We have been buying a portland cement additive that is supposed to densify and rapidly set concrete. We have been using it in lining large concrete water tanks and water tunnels. Now we find that this additive is a 20 percent solution of calcium chloride (1 1/2 pounds calcium chloride to 1 gallon of water). The manufacturer's recommended procedure is as follows: 1 part fresh portland cement, 1 1/2 parts clean sharp sand, and their solution diluted with 10 to 15 parts water. The concrete does set up much faster with the additive and our men like it because it makes the mortar slippery and works well on vertical surfaces. We have had no problems with the tanks lined this way, but are we getting a better, more dense and harder liner?

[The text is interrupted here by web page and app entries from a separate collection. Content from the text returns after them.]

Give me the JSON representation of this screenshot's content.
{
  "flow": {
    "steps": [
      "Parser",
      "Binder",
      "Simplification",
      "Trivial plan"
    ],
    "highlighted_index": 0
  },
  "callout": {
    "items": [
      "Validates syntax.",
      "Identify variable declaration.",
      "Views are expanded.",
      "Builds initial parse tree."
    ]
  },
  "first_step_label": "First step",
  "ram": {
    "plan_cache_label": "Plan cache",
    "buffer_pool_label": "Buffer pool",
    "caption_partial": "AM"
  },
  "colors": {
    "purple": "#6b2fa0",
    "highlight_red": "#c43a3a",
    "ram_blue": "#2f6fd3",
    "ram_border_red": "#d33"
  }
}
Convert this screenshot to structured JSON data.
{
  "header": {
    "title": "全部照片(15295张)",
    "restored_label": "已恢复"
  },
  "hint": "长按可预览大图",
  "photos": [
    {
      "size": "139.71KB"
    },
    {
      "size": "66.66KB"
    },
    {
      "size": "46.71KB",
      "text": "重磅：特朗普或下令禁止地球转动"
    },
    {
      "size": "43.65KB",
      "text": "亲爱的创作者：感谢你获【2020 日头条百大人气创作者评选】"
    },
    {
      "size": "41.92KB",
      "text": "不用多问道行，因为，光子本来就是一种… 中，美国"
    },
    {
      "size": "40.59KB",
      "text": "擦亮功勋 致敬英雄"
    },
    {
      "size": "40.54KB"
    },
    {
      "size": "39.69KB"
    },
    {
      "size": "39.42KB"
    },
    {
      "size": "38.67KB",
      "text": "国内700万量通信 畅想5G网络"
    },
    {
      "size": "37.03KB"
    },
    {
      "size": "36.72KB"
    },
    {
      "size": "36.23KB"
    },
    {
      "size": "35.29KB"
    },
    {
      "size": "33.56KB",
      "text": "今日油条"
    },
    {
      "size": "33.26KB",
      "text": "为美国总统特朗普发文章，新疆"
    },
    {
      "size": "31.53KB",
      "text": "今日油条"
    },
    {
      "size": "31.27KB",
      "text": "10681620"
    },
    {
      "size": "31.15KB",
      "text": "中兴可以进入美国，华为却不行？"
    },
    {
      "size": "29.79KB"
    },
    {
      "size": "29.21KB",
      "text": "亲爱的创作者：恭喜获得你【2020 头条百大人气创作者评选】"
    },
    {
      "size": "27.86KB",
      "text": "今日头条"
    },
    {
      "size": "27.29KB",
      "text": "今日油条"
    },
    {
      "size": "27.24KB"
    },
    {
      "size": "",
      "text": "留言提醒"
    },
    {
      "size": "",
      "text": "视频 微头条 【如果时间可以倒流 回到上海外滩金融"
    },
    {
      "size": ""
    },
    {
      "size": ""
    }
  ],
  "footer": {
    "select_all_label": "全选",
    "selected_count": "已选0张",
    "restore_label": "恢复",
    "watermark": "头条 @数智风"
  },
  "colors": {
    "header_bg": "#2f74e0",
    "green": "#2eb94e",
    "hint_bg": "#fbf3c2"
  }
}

A mixture of 1 part portland cement to 11/2 parts clean, sharp sand will produce a dense, hard liner without an additive, if mixed with the minimum amount of water compatible with the required workability. Calcium chloride in the amounts of 2 pounds per bag of cement will accelerate hardening and not affect later strength. But curing is most important. If the workmen like the slipperiness of the mortar, and the finished job has proved successful, there seems to be no reason to discontinue its use.